Many older individuals may remember Charles Krauthammer first as a political pundit whose commentary won him a 1987 Pulitzer Prize journaling “witty and insightful columns on national issues.” To receive such a sought after accolade solely on the basis of what one has to say, it is not hard for readers to envision the level of wit and insight a young Krauthammer brought to the table. Krauthammer’s vigorous disagreements with Francis Fukuyama, an influential political scientist in his own right, on the future of an American hegemony in the early-2000s brought Krauthammer to a position where he came to occupy a brief moment in the national spotlight again, this time in front of a younger audience.
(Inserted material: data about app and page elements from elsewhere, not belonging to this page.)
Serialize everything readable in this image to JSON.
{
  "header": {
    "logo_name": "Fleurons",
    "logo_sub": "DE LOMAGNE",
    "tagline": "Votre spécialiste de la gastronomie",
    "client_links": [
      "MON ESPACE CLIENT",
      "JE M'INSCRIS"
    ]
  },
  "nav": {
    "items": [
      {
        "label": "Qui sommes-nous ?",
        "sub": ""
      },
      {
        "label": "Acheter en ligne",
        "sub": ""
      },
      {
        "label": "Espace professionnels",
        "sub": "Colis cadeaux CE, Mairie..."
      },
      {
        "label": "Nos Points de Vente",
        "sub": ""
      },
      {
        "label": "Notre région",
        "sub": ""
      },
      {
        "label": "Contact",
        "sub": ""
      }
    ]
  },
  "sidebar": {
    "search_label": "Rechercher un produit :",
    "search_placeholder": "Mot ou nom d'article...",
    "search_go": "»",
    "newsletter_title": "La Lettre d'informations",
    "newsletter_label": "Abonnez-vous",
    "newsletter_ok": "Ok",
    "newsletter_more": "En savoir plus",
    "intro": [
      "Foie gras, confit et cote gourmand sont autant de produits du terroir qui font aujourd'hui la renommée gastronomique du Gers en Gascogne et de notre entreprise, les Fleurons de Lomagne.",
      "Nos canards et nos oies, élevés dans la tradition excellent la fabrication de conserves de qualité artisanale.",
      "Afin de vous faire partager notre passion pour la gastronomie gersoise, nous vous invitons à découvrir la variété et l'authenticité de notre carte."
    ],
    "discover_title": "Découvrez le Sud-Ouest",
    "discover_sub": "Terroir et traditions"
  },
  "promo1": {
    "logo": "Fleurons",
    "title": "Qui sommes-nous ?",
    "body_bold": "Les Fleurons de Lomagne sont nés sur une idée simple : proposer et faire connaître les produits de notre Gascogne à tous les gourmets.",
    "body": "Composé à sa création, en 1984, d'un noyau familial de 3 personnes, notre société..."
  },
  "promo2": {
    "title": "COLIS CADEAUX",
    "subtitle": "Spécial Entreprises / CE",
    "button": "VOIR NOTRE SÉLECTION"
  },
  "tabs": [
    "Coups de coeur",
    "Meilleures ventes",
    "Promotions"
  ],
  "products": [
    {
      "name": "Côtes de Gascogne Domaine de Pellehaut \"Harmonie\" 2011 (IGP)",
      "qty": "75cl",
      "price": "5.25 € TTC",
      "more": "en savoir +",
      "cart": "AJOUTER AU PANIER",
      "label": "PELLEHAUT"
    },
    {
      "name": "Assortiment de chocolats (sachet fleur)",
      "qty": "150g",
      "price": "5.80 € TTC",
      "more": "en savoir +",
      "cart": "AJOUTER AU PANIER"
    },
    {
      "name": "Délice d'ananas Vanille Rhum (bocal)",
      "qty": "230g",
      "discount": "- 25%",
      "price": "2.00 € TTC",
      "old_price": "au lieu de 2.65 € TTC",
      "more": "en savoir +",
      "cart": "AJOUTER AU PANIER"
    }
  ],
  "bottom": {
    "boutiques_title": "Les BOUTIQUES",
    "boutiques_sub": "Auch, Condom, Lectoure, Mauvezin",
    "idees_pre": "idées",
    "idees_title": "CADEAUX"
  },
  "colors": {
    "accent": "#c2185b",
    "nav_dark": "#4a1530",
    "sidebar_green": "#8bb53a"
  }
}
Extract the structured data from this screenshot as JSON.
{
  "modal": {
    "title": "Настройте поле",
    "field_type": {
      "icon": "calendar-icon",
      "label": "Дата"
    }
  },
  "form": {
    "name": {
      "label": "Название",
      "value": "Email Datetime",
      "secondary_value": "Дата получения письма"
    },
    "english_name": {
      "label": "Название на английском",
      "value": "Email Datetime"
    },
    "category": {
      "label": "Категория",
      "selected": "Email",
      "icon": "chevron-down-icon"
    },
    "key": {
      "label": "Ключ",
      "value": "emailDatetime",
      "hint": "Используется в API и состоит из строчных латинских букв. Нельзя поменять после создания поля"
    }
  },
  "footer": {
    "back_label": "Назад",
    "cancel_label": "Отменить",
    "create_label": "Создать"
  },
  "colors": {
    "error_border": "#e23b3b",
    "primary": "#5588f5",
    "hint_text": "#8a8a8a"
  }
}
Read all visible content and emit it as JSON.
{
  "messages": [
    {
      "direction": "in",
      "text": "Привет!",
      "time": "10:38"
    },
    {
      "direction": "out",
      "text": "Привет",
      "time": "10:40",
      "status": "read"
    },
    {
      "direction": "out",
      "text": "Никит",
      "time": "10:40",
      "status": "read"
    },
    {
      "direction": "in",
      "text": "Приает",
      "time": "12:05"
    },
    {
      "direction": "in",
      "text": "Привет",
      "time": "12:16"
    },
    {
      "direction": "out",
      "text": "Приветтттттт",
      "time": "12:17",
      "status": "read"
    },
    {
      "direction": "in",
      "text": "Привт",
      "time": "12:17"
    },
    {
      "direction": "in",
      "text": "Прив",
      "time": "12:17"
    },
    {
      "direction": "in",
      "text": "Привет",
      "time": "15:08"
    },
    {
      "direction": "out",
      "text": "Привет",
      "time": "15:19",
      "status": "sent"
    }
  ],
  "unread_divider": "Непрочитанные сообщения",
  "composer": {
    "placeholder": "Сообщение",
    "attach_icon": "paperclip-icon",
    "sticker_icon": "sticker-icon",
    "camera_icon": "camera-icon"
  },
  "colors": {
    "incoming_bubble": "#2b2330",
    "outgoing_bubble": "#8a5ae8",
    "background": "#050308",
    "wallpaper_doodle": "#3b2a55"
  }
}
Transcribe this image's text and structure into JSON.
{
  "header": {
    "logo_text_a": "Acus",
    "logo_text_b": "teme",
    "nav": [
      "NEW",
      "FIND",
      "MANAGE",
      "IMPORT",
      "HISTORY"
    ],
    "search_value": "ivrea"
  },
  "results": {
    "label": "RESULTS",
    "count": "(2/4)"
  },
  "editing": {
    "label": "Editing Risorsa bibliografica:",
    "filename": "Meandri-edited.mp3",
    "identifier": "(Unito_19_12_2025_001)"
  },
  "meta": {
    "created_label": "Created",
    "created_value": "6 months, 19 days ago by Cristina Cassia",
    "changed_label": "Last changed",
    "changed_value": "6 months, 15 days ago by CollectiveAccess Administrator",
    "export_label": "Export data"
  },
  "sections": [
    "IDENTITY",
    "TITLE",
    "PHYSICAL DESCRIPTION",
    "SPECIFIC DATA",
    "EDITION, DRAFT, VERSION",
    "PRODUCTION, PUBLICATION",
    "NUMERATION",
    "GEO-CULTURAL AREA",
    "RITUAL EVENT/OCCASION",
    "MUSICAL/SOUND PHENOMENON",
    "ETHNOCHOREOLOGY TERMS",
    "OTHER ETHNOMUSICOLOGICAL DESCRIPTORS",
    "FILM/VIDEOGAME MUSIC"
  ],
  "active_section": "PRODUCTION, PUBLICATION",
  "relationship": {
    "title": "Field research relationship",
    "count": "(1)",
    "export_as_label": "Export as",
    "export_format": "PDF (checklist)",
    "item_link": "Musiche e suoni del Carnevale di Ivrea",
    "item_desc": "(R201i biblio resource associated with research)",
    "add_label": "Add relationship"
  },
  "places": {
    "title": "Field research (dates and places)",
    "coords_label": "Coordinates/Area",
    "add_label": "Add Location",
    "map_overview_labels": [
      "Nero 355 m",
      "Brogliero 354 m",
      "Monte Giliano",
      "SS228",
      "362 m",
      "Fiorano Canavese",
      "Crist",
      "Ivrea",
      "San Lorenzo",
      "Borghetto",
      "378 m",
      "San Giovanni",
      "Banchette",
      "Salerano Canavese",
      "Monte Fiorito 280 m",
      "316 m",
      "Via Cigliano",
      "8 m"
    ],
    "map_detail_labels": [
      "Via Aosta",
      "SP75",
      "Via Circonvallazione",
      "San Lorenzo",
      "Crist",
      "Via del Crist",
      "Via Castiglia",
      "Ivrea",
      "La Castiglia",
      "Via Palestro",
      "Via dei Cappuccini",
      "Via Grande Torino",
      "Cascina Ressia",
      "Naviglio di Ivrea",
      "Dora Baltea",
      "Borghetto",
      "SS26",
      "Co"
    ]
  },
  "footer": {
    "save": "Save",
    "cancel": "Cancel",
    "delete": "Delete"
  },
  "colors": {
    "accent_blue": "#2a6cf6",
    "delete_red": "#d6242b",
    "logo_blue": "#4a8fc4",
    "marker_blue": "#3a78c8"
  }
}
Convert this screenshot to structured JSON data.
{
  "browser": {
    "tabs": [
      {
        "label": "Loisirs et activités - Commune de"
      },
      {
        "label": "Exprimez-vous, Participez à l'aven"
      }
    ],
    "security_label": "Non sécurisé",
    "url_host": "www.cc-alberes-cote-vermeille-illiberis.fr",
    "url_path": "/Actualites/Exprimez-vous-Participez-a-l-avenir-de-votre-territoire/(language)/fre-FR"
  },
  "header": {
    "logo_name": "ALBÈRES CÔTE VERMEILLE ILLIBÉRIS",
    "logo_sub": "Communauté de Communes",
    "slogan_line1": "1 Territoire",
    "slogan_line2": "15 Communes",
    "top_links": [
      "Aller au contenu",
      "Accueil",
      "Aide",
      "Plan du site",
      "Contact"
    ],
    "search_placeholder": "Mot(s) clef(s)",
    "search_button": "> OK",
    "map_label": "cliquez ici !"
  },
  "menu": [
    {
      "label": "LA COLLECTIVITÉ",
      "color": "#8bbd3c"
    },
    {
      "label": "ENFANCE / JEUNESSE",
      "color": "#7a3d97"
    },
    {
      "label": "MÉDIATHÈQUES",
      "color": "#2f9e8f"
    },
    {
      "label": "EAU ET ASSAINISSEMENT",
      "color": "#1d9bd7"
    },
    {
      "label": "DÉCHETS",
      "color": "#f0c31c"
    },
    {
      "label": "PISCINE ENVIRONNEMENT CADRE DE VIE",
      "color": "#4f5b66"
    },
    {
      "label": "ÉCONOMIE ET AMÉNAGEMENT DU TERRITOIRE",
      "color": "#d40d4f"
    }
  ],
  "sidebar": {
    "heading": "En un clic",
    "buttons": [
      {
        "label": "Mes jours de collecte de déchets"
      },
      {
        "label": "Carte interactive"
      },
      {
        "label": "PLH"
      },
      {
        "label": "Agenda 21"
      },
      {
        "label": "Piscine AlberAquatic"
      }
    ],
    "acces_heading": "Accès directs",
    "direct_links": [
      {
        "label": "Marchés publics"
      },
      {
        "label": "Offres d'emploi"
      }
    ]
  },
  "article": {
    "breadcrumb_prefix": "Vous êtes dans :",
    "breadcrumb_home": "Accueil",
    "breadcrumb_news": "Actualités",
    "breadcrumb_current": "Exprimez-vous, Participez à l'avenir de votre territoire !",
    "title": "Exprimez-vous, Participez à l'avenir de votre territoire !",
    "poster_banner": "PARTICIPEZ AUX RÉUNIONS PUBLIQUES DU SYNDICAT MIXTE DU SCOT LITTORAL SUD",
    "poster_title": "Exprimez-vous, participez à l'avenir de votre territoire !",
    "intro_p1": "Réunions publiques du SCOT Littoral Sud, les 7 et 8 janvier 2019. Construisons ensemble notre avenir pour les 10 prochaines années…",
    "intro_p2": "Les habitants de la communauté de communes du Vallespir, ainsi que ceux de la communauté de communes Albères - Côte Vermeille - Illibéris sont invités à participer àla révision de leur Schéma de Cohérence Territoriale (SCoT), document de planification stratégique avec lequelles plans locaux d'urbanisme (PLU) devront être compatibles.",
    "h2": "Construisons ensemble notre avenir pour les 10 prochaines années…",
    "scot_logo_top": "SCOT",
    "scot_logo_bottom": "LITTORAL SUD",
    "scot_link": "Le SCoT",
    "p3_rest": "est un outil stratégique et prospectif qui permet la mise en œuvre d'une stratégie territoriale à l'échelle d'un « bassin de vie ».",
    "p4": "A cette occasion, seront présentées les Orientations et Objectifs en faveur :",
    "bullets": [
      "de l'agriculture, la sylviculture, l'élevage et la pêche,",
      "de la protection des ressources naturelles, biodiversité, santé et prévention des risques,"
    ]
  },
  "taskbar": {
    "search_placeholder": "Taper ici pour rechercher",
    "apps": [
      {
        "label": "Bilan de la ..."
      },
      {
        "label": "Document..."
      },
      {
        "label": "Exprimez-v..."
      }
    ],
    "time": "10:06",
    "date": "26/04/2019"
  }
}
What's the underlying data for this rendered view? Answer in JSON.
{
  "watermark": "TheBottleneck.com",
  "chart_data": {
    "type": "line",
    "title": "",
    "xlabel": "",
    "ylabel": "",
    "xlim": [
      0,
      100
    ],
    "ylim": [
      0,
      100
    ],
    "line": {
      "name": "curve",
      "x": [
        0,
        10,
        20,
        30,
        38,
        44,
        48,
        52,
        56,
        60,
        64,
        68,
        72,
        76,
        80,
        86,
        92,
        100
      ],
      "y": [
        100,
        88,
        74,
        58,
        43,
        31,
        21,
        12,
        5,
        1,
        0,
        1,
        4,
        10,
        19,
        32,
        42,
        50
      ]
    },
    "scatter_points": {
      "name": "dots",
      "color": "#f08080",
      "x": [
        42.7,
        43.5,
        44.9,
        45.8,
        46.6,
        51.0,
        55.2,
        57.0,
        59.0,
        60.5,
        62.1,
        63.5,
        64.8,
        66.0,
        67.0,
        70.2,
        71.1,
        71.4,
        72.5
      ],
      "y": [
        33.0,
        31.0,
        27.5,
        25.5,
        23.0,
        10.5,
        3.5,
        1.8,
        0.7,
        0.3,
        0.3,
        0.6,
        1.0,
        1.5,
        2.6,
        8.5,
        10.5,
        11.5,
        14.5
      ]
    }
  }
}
Published in 2013, Krauthammer spends this volume entitled “Things That Matter,” on what he exactly believes as that: the American experience, his own personal interpretation of it from a more individualized account (i.e. on Judaism), and how the United States in its abstraction of greatness and purported ideals had shaped him as an individual over thirty years. He states the importance of political discourse and dictates his own views on the transformation of issues like abortion, immigration, and war which all constitute broad concerns for how the experience of being a U.S. citizen may shift in the near future. Krauthammer’s memoir attempts to grant readers a better understanding of the origin of some political issues, importantly detaching the issue from rhetoric. Importantly, the book showcases the life and accomplishments of Krauthammer despite periods of great uncertainty in his careers (i.e. between psychiatry to journalism) and his approach to all of these issues in the context of the American experience and of the freedom granted to him by his nation.